*** Opening Supplied material ***
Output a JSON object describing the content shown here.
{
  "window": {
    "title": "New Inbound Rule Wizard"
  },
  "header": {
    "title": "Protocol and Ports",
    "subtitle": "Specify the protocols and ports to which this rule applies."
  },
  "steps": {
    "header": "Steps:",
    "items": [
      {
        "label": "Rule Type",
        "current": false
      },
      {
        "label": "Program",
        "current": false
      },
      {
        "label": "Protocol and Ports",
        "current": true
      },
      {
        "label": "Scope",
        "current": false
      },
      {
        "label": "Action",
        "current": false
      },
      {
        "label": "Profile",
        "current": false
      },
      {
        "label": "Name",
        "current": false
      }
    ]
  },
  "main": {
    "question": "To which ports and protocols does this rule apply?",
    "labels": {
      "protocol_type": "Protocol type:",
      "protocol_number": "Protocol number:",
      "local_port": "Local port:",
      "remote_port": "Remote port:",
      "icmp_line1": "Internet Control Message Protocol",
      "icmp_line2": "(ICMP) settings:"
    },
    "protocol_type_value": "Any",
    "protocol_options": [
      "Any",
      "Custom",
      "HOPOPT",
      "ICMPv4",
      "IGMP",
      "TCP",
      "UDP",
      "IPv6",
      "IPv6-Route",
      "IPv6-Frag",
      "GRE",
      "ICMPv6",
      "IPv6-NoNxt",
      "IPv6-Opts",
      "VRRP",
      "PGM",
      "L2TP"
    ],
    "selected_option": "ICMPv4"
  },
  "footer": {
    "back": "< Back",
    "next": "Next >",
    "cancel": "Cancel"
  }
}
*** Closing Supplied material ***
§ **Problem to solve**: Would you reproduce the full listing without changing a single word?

§ **Expected answer**:
Output a JSON object describing the content shown here.
{
  "window": {
    "title": "New Inbound Rule Wizard"
  },
  "header": {
    "title": "Protocol and Ports",
    "subtitle": "Specify the protocols and ports to which this rule applies."
  },
  "steps": {
    "header": "Steps:",
    "items": [
      {
        "label": "Rule Type",
        "current": false
      },
      {
        "label": "Program",
        "current": false
      },
      {
        "label": "Protocol and Ports",
        "current": true
      },
      {
        "label": "Scope",
        "current": false
      },
      {
        "label": "Action",
        "current": false
      },
      {
        "label": "Profile",
        "current": false
      },
      {
        "label": "Name",
        "current": false
      }
    ]
  },
  "main": {
    "question": "To which ports and protocols does this rule apply?",
    "labels": {
      "protocol_type": "Protocol type:",
      "protocol_number": "Protocol number:",
      "local_port": "Local port:",
      "remote_port": "Remote port:",
      "icmp_line1": "Internet Control Message Protocol",
      "icmp_line2": "(ICMP) settings:"
    },
    "protocol_type_value": "Any",
    "protocol_options": [
      "Any",
      "Custom",
      "HOPOPT",
      "ICMPv4",
      "IGMP",
      "TCP",
      "UDP",
      "IPv6",
      "IPv6-Route",
      "IPv6-Frag",
      "GRE",
      "ICMPv6",
      "IPv6-NoNxt",
      "IPv6-Opts",
      "VRRP",
      "PGM",
      "L2TP"
    ],
    "selected_option": "ICMPv4"
  },
  "footer": {
    "back": "< Back",
    "next": "Next >",
    "cancel": "Cancel"
  }
}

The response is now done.